5. Security deposits.  Probably one of the single largest sources of disagreements between landlords and tenants has to do with security deposits. To protect yourself, be sure you detail exactly how the property must be left at the end of the lease in order for the tenant to receive his or her security deposit back. Florida law on security deposits specifies that these must be returned within 15-60 days after the tenant has left and returned the keys to you. If there are deductions, you must notify your former tenant in advance and provide details on those deductions. Florida has other laws regarding security deposits, so it is wise to check with a Florida real estate attorney for the proper notice in your rental lease agreement.

6. Repairs/maintenance.  The terms of your agreement should specify the maintenance obligations for you and your tenant, and require that your tenant notifies you immediately of any repairs that need to be made to the property.

7. Entry rights.  Your agreement should detail the conditions under which you are permitted to enter the property and what kind of notice is required before you do. Florida law allows landlords to enter a rental lease property in the case of an emergency, to make needed repairs or inspections, to show the property to prospective new tenants or contractors, if there is reasonable cause to believe a tenant has abandoned the property, and pursuant to a court order. Unless it’s an emergency, you must give your tenant 12 hours’ notice of your intent to enter and do so at a reasonable time, which has been defined as between 7:30 a.m. and 8 p.m.

8. Prohibited behavior.  You obviously don’t want someone dealing drugs out of your rental lease property and you probably don’t want noisy tenants either. Whatever your criteria for prohibited behavior, spell it out in your lease agreement.

9. Pets.  You should state whether or not you allow pets and any restrictions as to the size or number of pets allowed or if you charge a pet deposit or fee.

10. Damages/alterations.  Your agreement should specify who is responsible for damages to the property as well as what types of alterations — if any — a tenant may make to the property and whether your permission or approval is necessary to make those alterations.

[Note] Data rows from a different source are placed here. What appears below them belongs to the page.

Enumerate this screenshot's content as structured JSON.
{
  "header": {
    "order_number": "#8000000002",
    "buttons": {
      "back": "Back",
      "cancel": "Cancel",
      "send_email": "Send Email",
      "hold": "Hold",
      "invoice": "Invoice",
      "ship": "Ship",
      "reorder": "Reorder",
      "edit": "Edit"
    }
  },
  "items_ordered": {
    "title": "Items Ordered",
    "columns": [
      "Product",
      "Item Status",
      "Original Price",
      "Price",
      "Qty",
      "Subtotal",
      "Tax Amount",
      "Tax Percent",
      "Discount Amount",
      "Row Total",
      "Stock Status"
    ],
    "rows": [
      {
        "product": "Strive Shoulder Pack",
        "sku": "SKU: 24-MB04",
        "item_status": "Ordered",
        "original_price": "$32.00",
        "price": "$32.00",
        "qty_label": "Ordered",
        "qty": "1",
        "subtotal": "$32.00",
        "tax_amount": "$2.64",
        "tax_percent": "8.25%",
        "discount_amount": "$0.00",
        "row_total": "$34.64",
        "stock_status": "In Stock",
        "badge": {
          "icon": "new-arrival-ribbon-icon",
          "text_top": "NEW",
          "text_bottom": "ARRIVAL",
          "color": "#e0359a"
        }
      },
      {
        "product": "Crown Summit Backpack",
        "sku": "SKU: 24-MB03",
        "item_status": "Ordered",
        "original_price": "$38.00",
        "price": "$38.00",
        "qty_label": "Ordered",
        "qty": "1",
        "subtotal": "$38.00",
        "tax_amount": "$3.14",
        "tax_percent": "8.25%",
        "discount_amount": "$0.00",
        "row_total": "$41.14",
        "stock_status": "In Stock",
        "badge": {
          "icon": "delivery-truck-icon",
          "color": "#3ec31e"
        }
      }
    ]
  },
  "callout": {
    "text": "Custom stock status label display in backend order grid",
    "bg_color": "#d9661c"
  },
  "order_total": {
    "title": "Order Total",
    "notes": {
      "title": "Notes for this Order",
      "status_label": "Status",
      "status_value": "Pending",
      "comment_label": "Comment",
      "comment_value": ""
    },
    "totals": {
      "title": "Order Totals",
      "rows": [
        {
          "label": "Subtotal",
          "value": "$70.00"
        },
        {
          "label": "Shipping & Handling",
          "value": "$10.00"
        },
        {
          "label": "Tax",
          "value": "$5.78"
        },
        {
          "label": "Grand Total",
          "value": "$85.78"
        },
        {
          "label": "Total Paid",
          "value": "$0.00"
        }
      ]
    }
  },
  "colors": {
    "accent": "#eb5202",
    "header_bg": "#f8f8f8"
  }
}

About Stefan McHardy: Stefan is a Florida licensed attorney, real estate agent and a foreclosure auction investment specialist.  He practices in the areas of real estate, foreclosure, business litigation, and contract law from his Pembroke Pines and Miami Beach offices.  He frequently consults on general real estate and investing matters.  You can find out more about Stefan at DSALegalGroup.com/stefan or by visiting StefanMcHardy.com